▶ [What to work on]:
Wherever a line of the records contains "icon", copy that line.

(Dataset rows for apps and sites)
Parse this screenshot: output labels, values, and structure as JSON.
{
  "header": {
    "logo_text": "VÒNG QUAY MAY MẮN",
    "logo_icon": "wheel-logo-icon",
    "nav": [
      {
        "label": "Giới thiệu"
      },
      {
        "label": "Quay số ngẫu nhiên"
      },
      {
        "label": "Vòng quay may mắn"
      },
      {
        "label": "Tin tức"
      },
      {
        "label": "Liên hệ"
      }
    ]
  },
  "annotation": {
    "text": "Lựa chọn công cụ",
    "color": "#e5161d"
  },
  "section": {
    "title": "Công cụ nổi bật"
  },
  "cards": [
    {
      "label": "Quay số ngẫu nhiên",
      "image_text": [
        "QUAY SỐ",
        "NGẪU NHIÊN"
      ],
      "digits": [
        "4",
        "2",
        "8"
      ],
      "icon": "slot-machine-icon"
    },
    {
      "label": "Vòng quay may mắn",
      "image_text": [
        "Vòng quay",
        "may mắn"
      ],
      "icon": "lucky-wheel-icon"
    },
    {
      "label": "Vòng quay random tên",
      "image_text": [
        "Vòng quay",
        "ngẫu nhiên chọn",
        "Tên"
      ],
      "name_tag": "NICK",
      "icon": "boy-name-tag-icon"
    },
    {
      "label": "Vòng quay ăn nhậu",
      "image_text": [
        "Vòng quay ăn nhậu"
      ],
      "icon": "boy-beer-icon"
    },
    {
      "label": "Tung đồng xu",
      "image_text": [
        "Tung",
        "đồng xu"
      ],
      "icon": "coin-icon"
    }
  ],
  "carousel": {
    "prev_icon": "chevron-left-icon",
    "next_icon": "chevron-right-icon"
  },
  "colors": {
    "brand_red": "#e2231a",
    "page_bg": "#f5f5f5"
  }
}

▶ [Answer to this task]:
    "logo_icon": "wheel-logo-icon",
      "icon": "slot-machine-icon"
      "icon": "lucky-wheel-icon"
      "icon": "boy-name-tag-icon"
      "icon": "boy-beer-icon"
      "icon": "coin-icon"
    "prev_icon": "chevron-left-icon",
    "next_icon": "chevron-right-icon"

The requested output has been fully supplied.